Estimates vary widely on how much MID costs the federal government in foregone tax revenue. The number heard frequently in the media and elsewhere is about $100 billion. That number is probably much higher than the reality, participants at the forum said, because many households facing a curtailed or eliminated MID would simply shift their tax strategy to lower their taxes in other ways through a “reshuffling of their portfolio,” said James Follain, a senior fellow at the Nelson A. Rockefeller Institute of Government.
Follain estimates the federal government would receive only a quarter of what the nonpartisan Congressional Budget Office (CBO) estimates it would receive through change to or elimination of MID. “Others might debate that figure and say the government will get more than 25 percent of the CBO estimate, but there’s a consensus that there will be some asset reshuffling,” he said.
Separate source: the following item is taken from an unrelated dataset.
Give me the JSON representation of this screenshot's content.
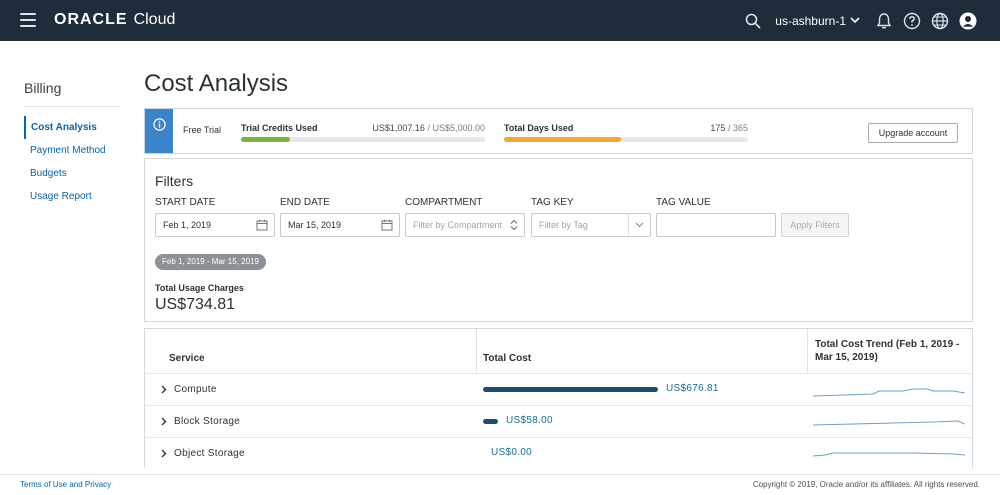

Weicher put the actual savings to government at about $21 billion, “and even that’s an over estimation,” he said.
Donald Haurin, a professor of economics, finance, and public policy at Ohio State University, said there’s an unmistakable linkage between home ownership and improved communities and “social outcomes” such as higher school achievement by children whose parents own their home, fewer teenage pregnancies, and more participation in volunteer activities.
More research is underway, some of it by the MacArthur Foundation, to determine exactly what’s causing those improved social outcomes—whether it’s a function of the type of people who own or whether home ownership itself changes people—but given that the linkage is there, even if not fully understood, lawmakers should have it in mind when they start talking about changing MID.
Haurin said that, as a point of principle, since home ownership benefits the wider community through these improved social outcomes, “a case can be made” to maintain MID, because it’s not just the home owners themselves who are benefitting; the community as a whole is.
Sheila Crowley, president and CEO of the National Low Income Housing Coalition and the most critical of the deduction, said the bigger need for scarce federal resources is the lack of rental housing for the country’s poorest households. Her organization is developing recommendations to concert MID to a credit and to apply some of the savings to the government to the development of subsidized rental housing.
“If we move to a credit and lower the cap [to $500,000 from today’s $1 million on the value of the house that’s eligible for the benefit], we could solve the housing shortage, she said.
In his fiscal year 2010 budget request to Congress, which was released earlier this week, President Obama proposed capping the value of all itemized deductions, including MID, for higher-income households to 28 percent from 33-35 percent. That proposal has been included in each of the president’s earlier two budget requests but has yet to attract congressional support.